12.16.17 | Week 16. Blog Debrief

(final week)

video of the final thing in action

video shown before hands-on example to explain some of the synthesis stuff

The housing obviously isn't as polished as it could be, but it can stand up on its own and it can withstand some pretty rough handling without the speakers detaching in any capacity (I can't say the same for the power and ground of the light sensor), which were the main goals of the housing. A more elaborate or even "fixed" sort of housing were initially part of the plan, but since two of the sensors fell through it was ultimately capable of sustaining itself using direct wiring and a single battery.

A heartbeat sensor was going to be included as well, and I had the code (mostly) up and running, but polishing it the night before all three of the wires connected to it snapped - it came pre-soldered. I didn't have an opportunity between the night before and the presentation to try soldering it back together.

The other sensor was the accelerometer…

12.09.17 | Week 15. Blog Debrief

Not a whole lot to show visually this week, although I followed up with Thomas directly to show off some of the new sounds, now that everything's been transposed and stored in memory. There are roughly 30 unique instrument presets and well over 60 unique composition segments, many of which are between 5-10 seconds long apiece.

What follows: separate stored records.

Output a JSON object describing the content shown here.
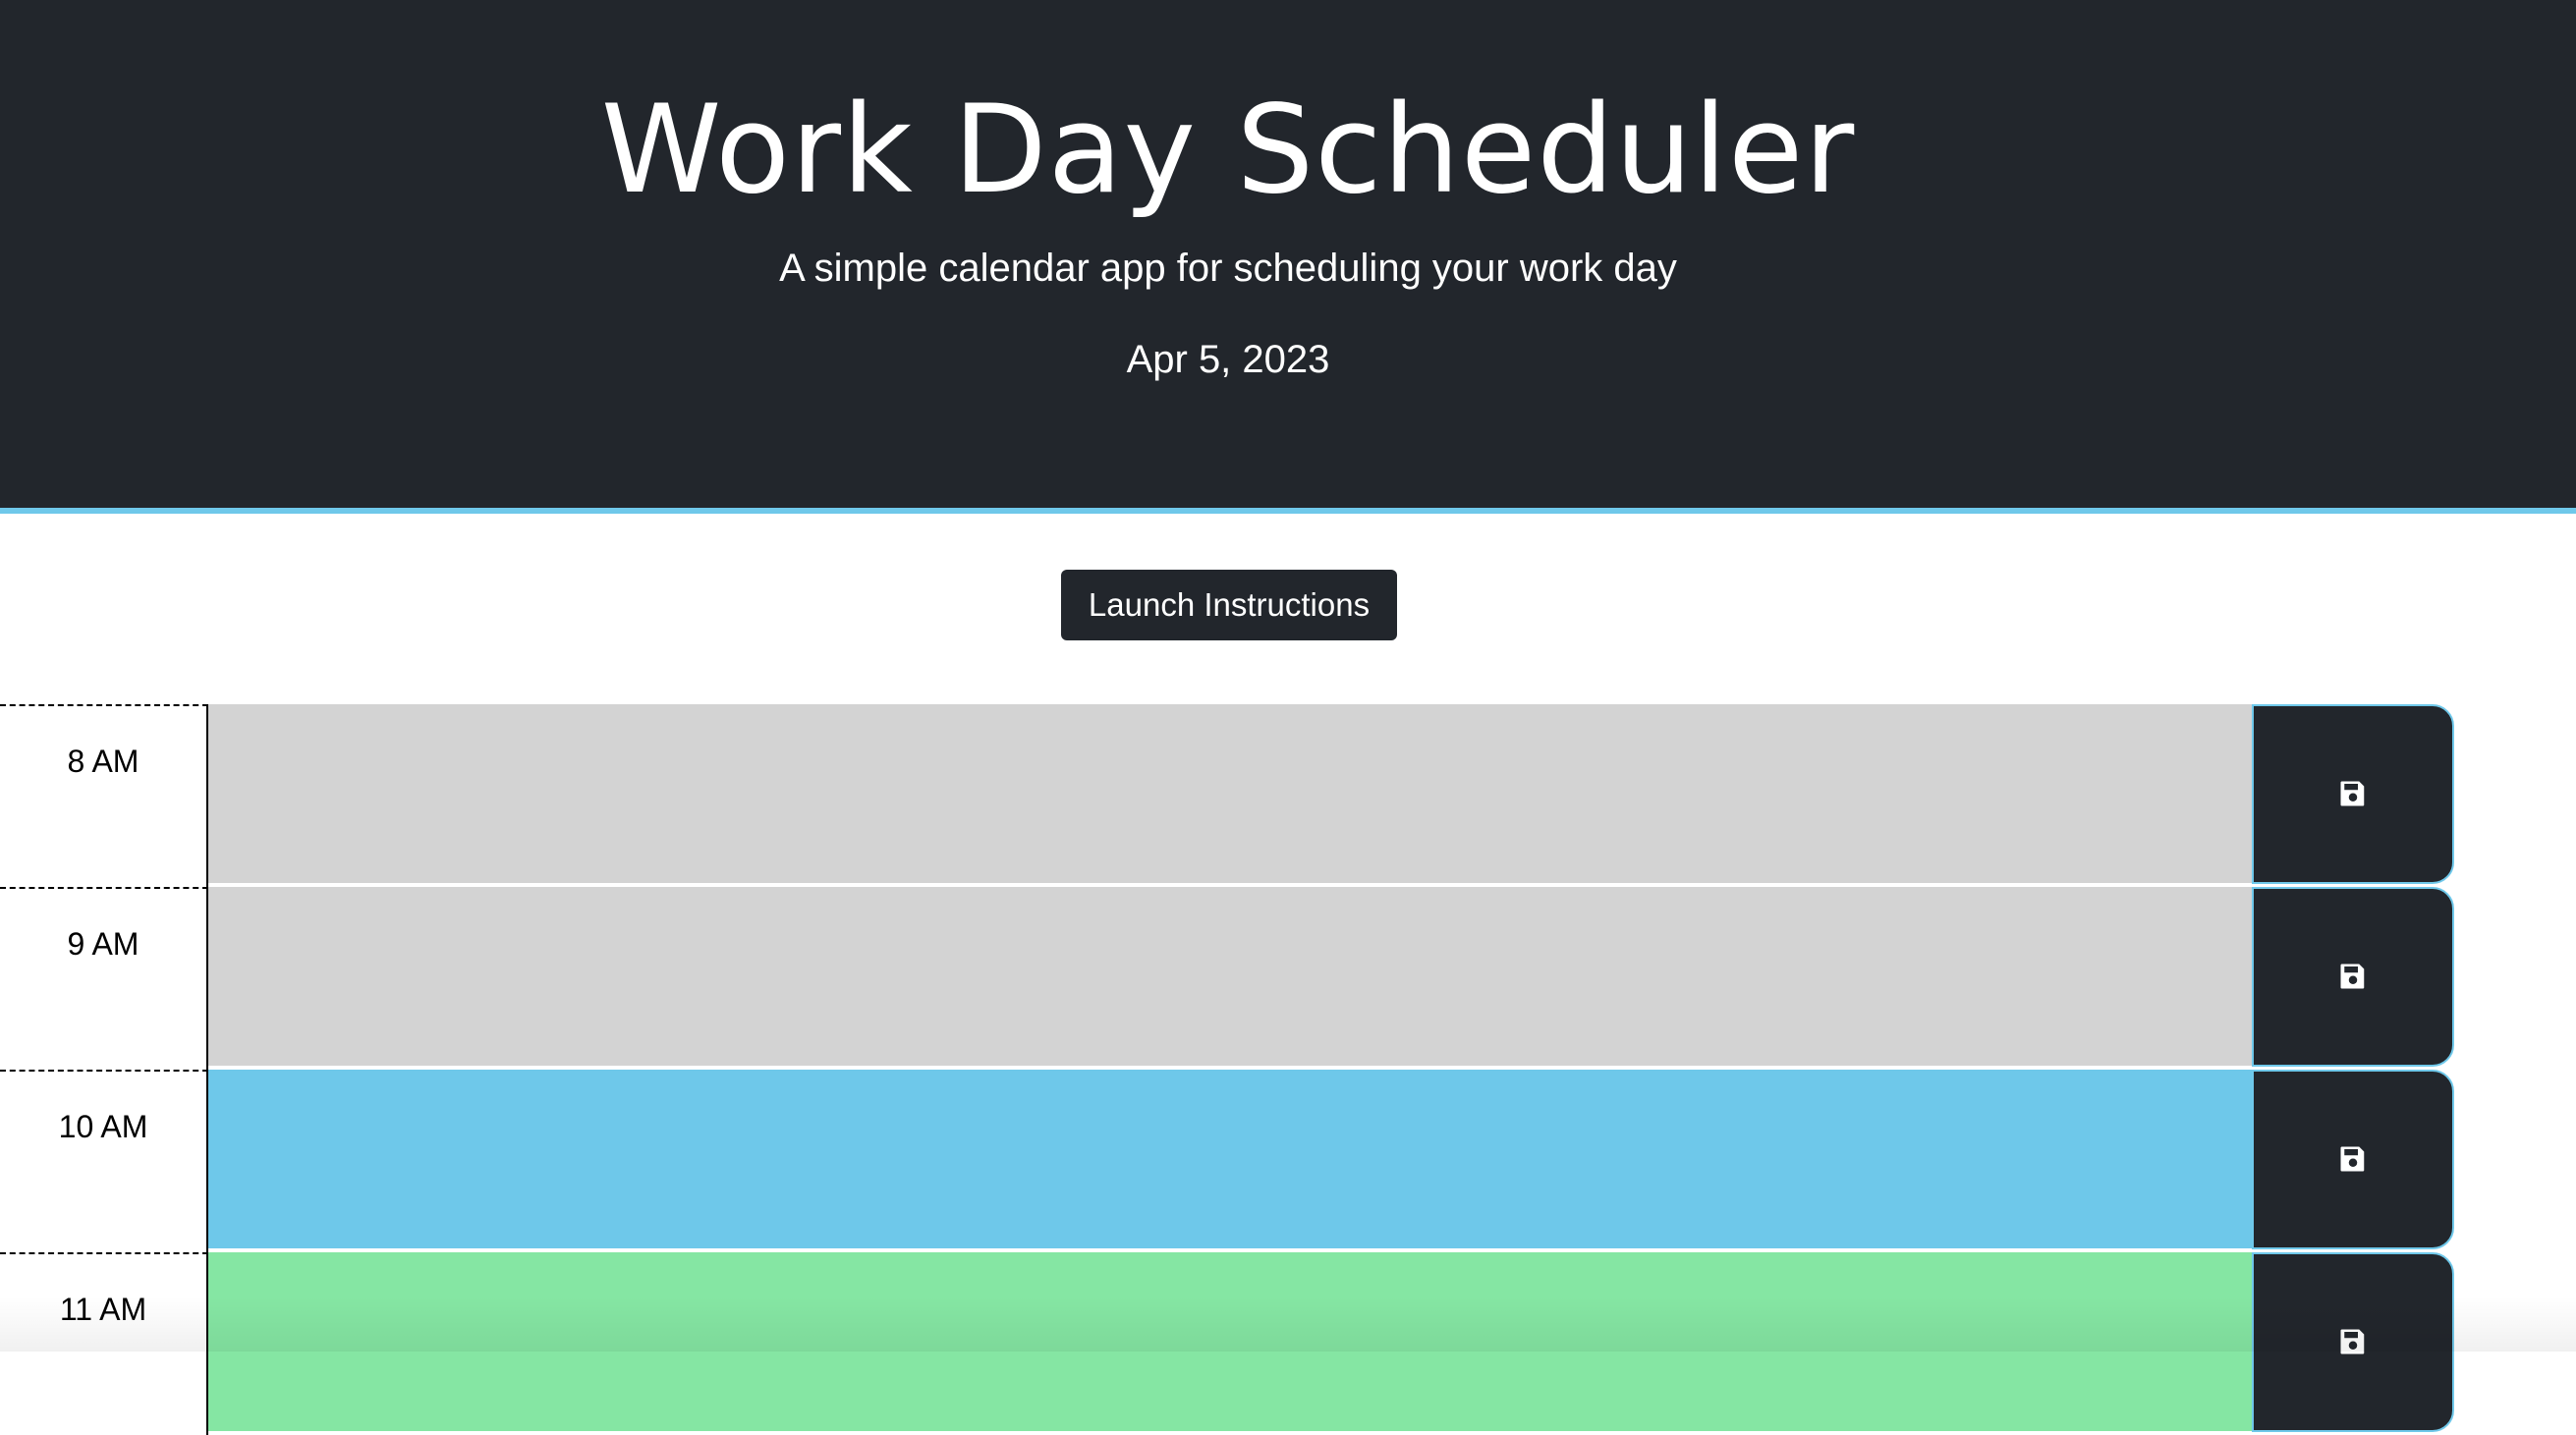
{
  "header": {
    "title": "Work Day Scheduler",
    "subtitle": "A simple calendar app for scheduling your work day",
    "current_date": "Apr 5, 2023"
  },
  "actions": {
    "launch_label": "Launch Instructions"
  },
  "timeblocks": [
    {
      "hour": "8 AM",
      "status": "past",
      "text": "",
      "save_icon": "floppy-disk-icon"
    },
    {
      "hour": "9 AM",
      "status": "past",
      "text": "",
      "save_icon": "floppy-disk-icon"
    },
    {
      "hour": "10 AM",
      "status": "present",
      "text": "",
      "save_icon": "floppy-disk-icon"
    },
    {
      "hour": "11 AM",
      "status": "future",
      "text": "",
      "save_icon": "floppy-disk-icon"
    }
  ],
  "colors": {
    "header_bg": "#22262c",
    "accent": "#6fc8ea",
    "past": "#d3d3d3",
    "present": "#6ec8ea",
    "future": "#85e6a3"
  }
}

These compositions can be seen in the blog post for the final week. The code is 100% complete from the musical side of things - everything works at a minimum expected standard with a level of consistency, and likewise all of the "canned" aspects like the music and instruments are written out. It's mainly a matter of fully integrating the sensors at this point.

12.02.17 | Week 14. Blog Debrief

Starting this week, I laid out my endgame plans for the project:

- The Arduino will use three sensors: colored light, pulse, and accelerometer.

- Pulse (or if none is detected, accelerometer) will both adjust the tempo and offset the key (up to 1 octave / 12 semitones in either direction) based on speed or heart rate.

- As for actual compositions, there are four or five "layers" to go through, the main three of which were cannibalized from an old composition I wrote in Greg's class back in Fall 2016. The three musical tracks are a fairly barebones variant (uniform note times, volatile instrument changes), a jazzy version with frequent smaller notes splitting up the bigger ones at 90bpm as well as having lengthy instrument "solos", and a drum and bass variant at 192bpm that rapidly cycles through different instruments in a demoscene sort of fashion.

- In the ambient state, the Arduino alternates between whistling / theremin tunes and chirpy sounds.

- After detec…

11.25.17 | Week 13. Blog Debrief

(week of thanksgiving break)

further refinement of ADSR envelopes, mostly code-side: boop

11.18.17 | Week 12. Blog Debrief

Started working on ADSR envelopes: boop

While most of the code (firing / silencing notes, making checks, etc.) is only fired as needed (the entire thing doesn't use loop() in any capacity), the ADSR envelopes are being fired as part of a do-while loop when the note is playing. Due to their nature of changing volume in semi-realtime, achieving properly smooth envelope effects requires a fairly frequent rate of adjustment.

11.11.17 | Week 11. Blog Debrief

11.04.17 | Week 10. Blog Debrief

Admittedly, I wasn't able to get much done this week because I was "between" availabilities at work - in other words, I had the shifts of two separate schedules and the days off of none, although I should have a lighter work schedule for the rest of the semester. That being said, I did at least figure out I'm going to be using Connor Nishijima's Synth or "Volume 2" library for sound synthesis due to the ease of producing wavetables, volume control, and polyphonic synthesis.

I also bought a case for my Arduino.